What do you consider the hardest part of writing?
- Full stop. Creating plots and characters is no problem for me. At the time of writing, I have outlines for fourteen possible novels across a number of genres (I’m a multi genre writer you see. Not just gothic horror, but also Fantasy, humour, childrens’, YA and general fiction all either on release or working their way to that point.) and sometimes it seems that the hardest thing is finding the time to get through the ideas! But editing is dull, worthy, not just necessary but essential and the part I enjoy least. The act of getting the first draft down, the actual creation of the concept, these things I love. But editing? Sheesh.
What are you working on now?
- I’ve just released the seventh in my collection of humour books, so the next one in that group is on a back burner for a few months. I’m over half way through a general fiction book called The Last Viking, about a man who becomes obsessed with the idea of building a replica Viking Longship, and at the same time I’m playing with the concept for extending a darkish Young Adult short story into a full length novel. Oh, and the fifth in the Mister Jones Mysteries series is slowly taking shape in my head at the same time.
Phew, is that the end of the inquisition? You didn’t need to get that glowing poker out of the fire after all, did you? Or lower that swinging pendulum towards me. So can you unlock these chains then? Please?
Will Macmillan Jones lives in Wales; a lovely green, verdant land with a rich cultural heritage. He does his best to support this heritage by drinking the local beer and shouting loud encouragement whenever International Rugby is on the TV. A fifty something lover of blues, rock and jazz he has just fulfilled a lifetime ambition by filling two walls of his study with bookcases and then filling the bookcases.

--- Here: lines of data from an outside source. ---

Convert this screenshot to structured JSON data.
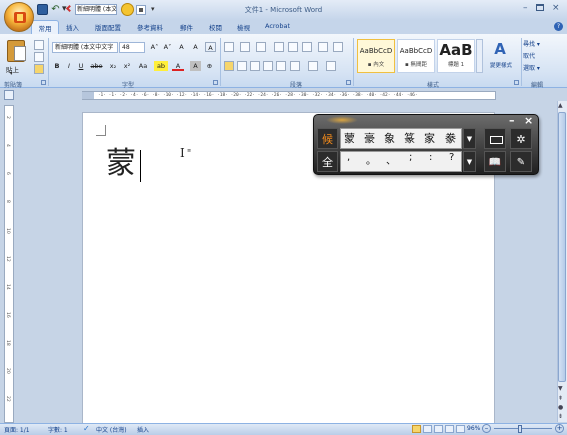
{
  "window": {
    "title": "文件1 - Microsoft Word",
    "quick_access_style": "新細明體 (本文",
    "minimize": "–",
    "close": "×"
  },
  "tabs": [
    "常用",
    "插入",
    "版面配置",
    "參考資料",
    "郵件",
    "校閱",
    "檢視",
    "Acrobat"
  ],
  "ribbon": {
    "clipboard": {
      "paste_label": "貼上",
      "paste_arrow": "▾",
      "group_label": "剪貼簿"
    },
    "font": {
      "font_name": "新細明體 (本文中文字",
      "font_size": "48",
      "grow": "A˄",
      "shrink": "A˅",
      "clear": "A",
      "phonetic": "A",
      "bold": "B",
      "italic": "I",
      "underline": "U",
      "strike": "abe",
      "subscript": "x₂",
      "superscript": "x²",
      "change_case": "Aa",
      "highlight": "ab",
      "font_color": "A",
      "char_shading": "A",
      "enclose": "⊕",
      "group_label": "字型"
    },
    "paragraph": {
      "group_label": "段落"
    },
    "styles": {
      "items": [
        {
          "sample": "AaBbCcD",
          "name": "▪ 內文"
        },
        {
          "sample": "AaBbCcD",
          "name": "▪ 無間距"
        },
        {
          "sample": "AaB",
          "name": "標題 1"
        }
      ],
      "change_styles": "變更樣式",
      "group_label": "樣式"
    },
    "editing": {
      "find": "尋找 ▾",
      "replace": "取代",
      "select": "選取 ▾",
      "group_label": "編輯"
    }
  },
  "ruler": {
    "ticks": "·2·  ·1·  ·1·  ·2·  ·4·  ·6·  ·8·  ·10·  ·12·  ·14·  ·16·  ·18·  ·20·  ·22·  ·24·  ·26·  ·28·  ·30·  ·32·  ·34·  ·36·  ·38·  ·40·  ·42·  ·44·  ·46·",
    "vticks": [
      "2",
      "4",
      "6",
      "8",
      "10",
      "12",
      "14",
      "16",
      "18",
      "20",
      "22"
    ]
  },
  "document": {
    "text": "蒙",
    "cursor": "I",
    "cursor_sub": "≡"
  },
  "ime": {
    "mode": "候",
    "candidates": [
      "蒙",
      "豪",
      "象",
      "篆",
      "家",
      "豢"
    ],
    "cand_arrow": "▼",
    "settings": "✲",
    "width_mode": "全",
    "punctuation": [
      ",",
      "。",
      "、",
      ";",
      ":",
      "?"
    ],
    "punct_arrow": "▼",
    "dict": "📖",
    "tool": "✎",
    "minimize": "–",
    "close": "×"
  },
  "status": {
    "page": "頁面: 1/1",
    "words": "字數: 1",
    "language": "中文 (台灣)",
    "mode": "插入",
    "zoom": "96%",
    "zoom_minus": "–",
    "zoom_plus": "+"
  }
}
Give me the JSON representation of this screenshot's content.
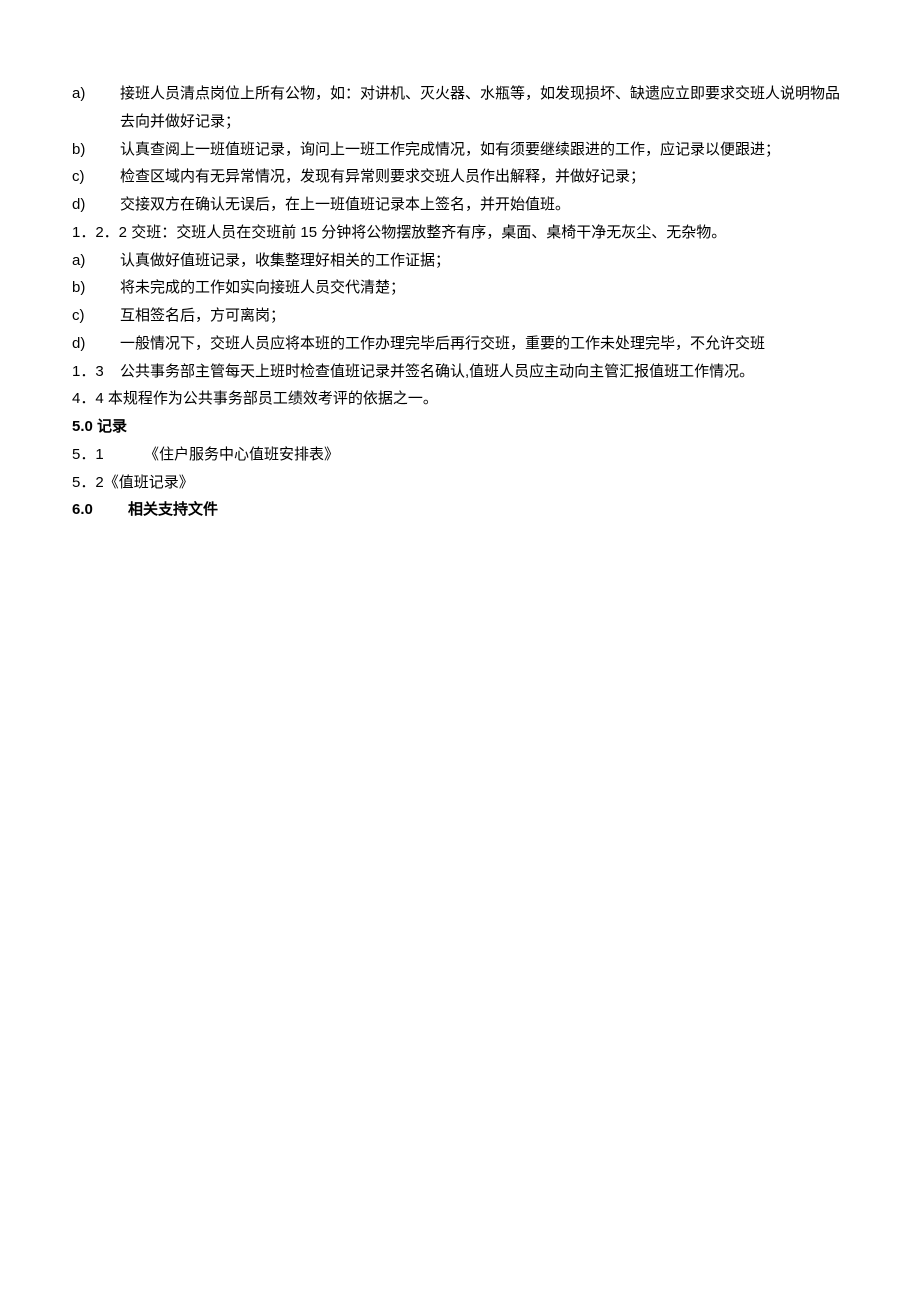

When not writing he is usually to be found lost on top of a nearby hillside (with the aid of a GPS/Satnav) looking for dragons. He hasn’t found one yet, but insists that it is only a matter of time.
Where to find Will
Details of all his work can be found at www.willmacmillanjones.com
He is on Facebook at https://www.facebook.com/william.macmillanjones
The Showing is presently in Amazon Select and therefore on restricted release. The later books in the series are also available on iTunes, Nook, Barnes and Noble and KOBO. Paperbacks for all the books are available by Createspace.